Kevin Anderson is pleading for Wimbledon officials to introduce fifth-set tiebreakers after outlasting marathon man John Isner in the longest grand slam semi-final in history.
The South African needed six hours and 36 minutes to see off Isner 7-6 (8-6), 6-7 (5-7), 6-7 (9-11), 6-4, 26-24 in a truly epic encounter featuring 102 aces and 96 service games but just six breaks.
The match was the second-longest in professional tennis history, behind only Isner's record-setting 11-hour, five-minute first-round Wimbledon triumph over Frenchman Nicolas Mahut in 2010.
Anderson will have to wait to find out his opponent in the final after the other semi-final between Rafael Nadal and Novak Djokovic could not be completed due to time constraints.
The ridiculous length of the Anderson-Isner clash left Nadal and Djokovic waiting until 8pm local time before stepping on court for their box office semi-final.
The roof was closed and Nadal and Djokovic had until the 11pm club curfew to finish or return on Saturday, the traditional rest day for the two men's semi-finalists.
In the end, Djokovic won a third set tiebreak 11-9 before play was suspended with the Serbian star leading Nadal 6-4, 3-6, 7-6 (11-9).
"I don't really know what to say right now," Anderson said earlier after the first semi-final..
"Just playing like that in those conditions, it was really tough for both of us.
"John's such a great guy and I really feel for him because if I'd been on the opposite side, I don't know if I could take that, playing for so long and coming up short.
"You feel like this is a draw for the two of us, but somebody has to win.
"So I apologise if I'm not more excited right now because the mix of emotions getting through something like that is quite different."
The last set alone lasted five minutes shy of three hours and Anderson said it was unfair on both players.
"I really hope we can look at this and address this because in the end you don't even feel that great out there," the eighth seed said.
Although the game was dominated by big serving, there were some amazing highlights, including a key moment deep in the fifth set.
The right-handed Anderson slipped and fell, but scrambled back to his feet in time to hit a return left-handed and continue the point before Isner eventually pushed a forehand just wide. Two points later, Anderson had the vital break to lead 25-24 before serving out the match.

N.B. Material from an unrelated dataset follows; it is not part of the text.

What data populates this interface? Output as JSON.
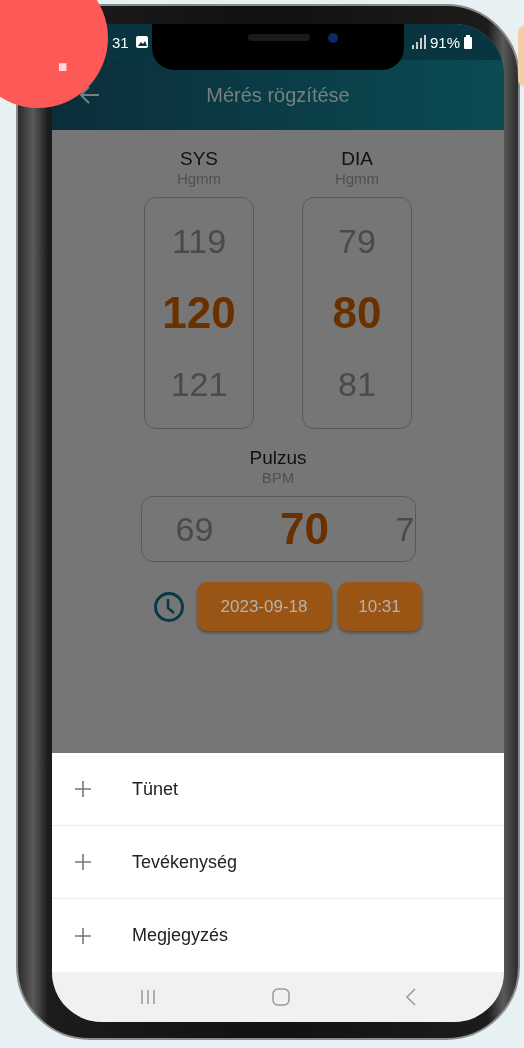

The US Open is the only grand slam to use tiebreakers in the fifth set, with the Australian Open and French Open, like Wimbledon, both also playing advantage sets.
Twitter was abuzz with jokes that the Anderson-Isner match could well stretch beyond the 70-68 final-set scoreline that Isner won with over Mahut eight years ago.
External Link: Wimbledon tweet: Longest matches in #Wimbledon history… 11hrs 5mins – J Isner d N Mahut (2010) 6hrs 36 mins – K Anderson d J Isner (2018) 6hrs 9 mins – M Knowles – D Nestor d S Aspelin – T Perry (2006) #TakeOnHistory
That "endless match" prompted officials to erect a plaque on Court 18 to commemorate the feats of the two players.
The Anderson-Isner showdown could not match that in terms of length, but the final set went for 50 games, with neither player able to achieve the breakthrough until right at the end.
Many would argue Anderson and Isner deserve similar recognition after the friends warmly embraced at the net before receiving a standing ovation from tennis's most famous centre-court crowd.
Anderson's prize for his bittersweet victory over his former US college friend and rival is a date on Sunday with Nadal or Djokovic.
Should Nadal prevail in the duo's record 52nd showdown, the Spaniard will play Anderson in a repeat of last year's US Open final in New York.